Though Israel is often viewed as an advanced “start up nation,” there are 1.8 million citizens living under the poverty line, due, in part, to its constant influx of immigrants.
In Migdal Ha’Emek, a town in Israel’s North, social worker Dafna Hassan recently led a mother-daughter baking workshop at Ooga-Ooga Bakery. The workshop is part of Colel Chabad’s nutrition security program, designated by the Israeli government to take charge of eliminating hunger among Israel’s neediest.

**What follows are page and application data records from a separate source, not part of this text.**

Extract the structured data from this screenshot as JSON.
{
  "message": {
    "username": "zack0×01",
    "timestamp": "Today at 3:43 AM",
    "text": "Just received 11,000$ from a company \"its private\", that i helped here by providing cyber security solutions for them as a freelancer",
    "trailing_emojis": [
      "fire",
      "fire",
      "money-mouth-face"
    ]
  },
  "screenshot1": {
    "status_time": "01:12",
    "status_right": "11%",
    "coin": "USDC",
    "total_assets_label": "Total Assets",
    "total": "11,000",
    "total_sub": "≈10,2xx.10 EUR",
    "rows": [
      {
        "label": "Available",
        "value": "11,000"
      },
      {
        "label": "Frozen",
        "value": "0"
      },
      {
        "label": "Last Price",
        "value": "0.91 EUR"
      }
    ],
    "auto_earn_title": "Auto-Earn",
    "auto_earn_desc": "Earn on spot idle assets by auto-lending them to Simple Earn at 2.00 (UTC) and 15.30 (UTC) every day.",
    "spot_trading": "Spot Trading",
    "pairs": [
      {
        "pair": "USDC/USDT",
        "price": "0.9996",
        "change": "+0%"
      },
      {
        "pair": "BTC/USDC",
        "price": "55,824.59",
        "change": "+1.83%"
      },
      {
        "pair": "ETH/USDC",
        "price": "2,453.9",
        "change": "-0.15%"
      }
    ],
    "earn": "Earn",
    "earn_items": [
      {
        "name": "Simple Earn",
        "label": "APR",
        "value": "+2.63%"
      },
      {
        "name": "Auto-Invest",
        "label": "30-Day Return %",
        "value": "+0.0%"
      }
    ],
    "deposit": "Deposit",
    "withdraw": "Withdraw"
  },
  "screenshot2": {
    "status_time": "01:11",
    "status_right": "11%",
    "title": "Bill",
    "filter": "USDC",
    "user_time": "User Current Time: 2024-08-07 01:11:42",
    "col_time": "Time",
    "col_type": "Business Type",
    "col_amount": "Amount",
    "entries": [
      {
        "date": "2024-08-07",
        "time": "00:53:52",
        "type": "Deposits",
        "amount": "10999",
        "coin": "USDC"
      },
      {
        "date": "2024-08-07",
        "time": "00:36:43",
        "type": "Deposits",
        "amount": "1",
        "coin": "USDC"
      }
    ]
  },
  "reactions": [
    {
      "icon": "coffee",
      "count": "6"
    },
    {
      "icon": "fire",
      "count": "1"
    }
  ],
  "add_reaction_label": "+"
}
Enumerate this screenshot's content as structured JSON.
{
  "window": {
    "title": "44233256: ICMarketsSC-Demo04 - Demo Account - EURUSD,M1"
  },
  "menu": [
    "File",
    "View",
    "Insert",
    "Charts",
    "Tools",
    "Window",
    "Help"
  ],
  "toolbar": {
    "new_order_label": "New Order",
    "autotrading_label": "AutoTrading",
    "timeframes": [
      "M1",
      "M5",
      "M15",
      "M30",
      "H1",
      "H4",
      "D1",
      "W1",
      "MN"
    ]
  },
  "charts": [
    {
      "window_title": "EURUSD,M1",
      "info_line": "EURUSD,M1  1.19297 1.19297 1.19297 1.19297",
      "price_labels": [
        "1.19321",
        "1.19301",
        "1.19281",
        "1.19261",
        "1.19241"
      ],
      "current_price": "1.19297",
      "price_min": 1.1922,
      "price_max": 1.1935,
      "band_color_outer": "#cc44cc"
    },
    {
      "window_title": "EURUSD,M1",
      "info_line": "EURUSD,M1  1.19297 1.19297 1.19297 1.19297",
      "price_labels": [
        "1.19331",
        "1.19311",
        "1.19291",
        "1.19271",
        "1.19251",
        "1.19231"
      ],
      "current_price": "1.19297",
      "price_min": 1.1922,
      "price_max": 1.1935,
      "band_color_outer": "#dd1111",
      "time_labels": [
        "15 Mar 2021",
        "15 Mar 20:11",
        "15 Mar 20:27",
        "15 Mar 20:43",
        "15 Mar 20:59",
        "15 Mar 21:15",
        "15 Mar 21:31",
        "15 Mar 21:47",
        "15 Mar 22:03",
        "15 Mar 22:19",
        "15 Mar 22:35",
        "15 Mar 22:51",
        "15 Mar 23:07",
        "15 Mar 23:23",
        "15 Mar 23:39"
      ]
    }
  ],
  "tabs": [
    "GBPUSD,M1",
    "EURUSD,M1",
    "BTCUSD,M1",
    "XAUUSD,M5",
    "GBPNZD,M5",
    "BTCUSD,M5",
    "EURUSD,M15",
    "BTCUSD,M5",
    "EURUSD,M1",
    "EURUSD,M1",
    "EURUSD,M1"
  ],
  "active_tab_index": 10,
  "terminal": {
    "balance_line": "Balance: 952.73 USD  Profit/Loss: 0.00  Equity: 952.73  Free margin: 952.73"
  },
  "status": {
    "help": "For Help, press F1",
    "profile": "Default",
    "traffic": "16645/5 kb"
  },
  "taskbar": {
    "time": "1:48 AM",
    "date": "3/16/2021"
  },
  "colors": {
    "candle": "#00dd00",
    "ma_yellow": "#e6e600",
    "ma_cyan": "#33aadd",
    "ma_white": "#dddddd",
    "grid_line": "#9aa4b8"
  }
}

When 7-year-old Shira goes to bed, she bites her lip, reminding herself not to complain to her mother that she is hungry. Rena is a single mother whose husband left her two years ago. Since then, he has refused to pay child support, leaving Rena, who married young with little education, to raise Shira on… Read more »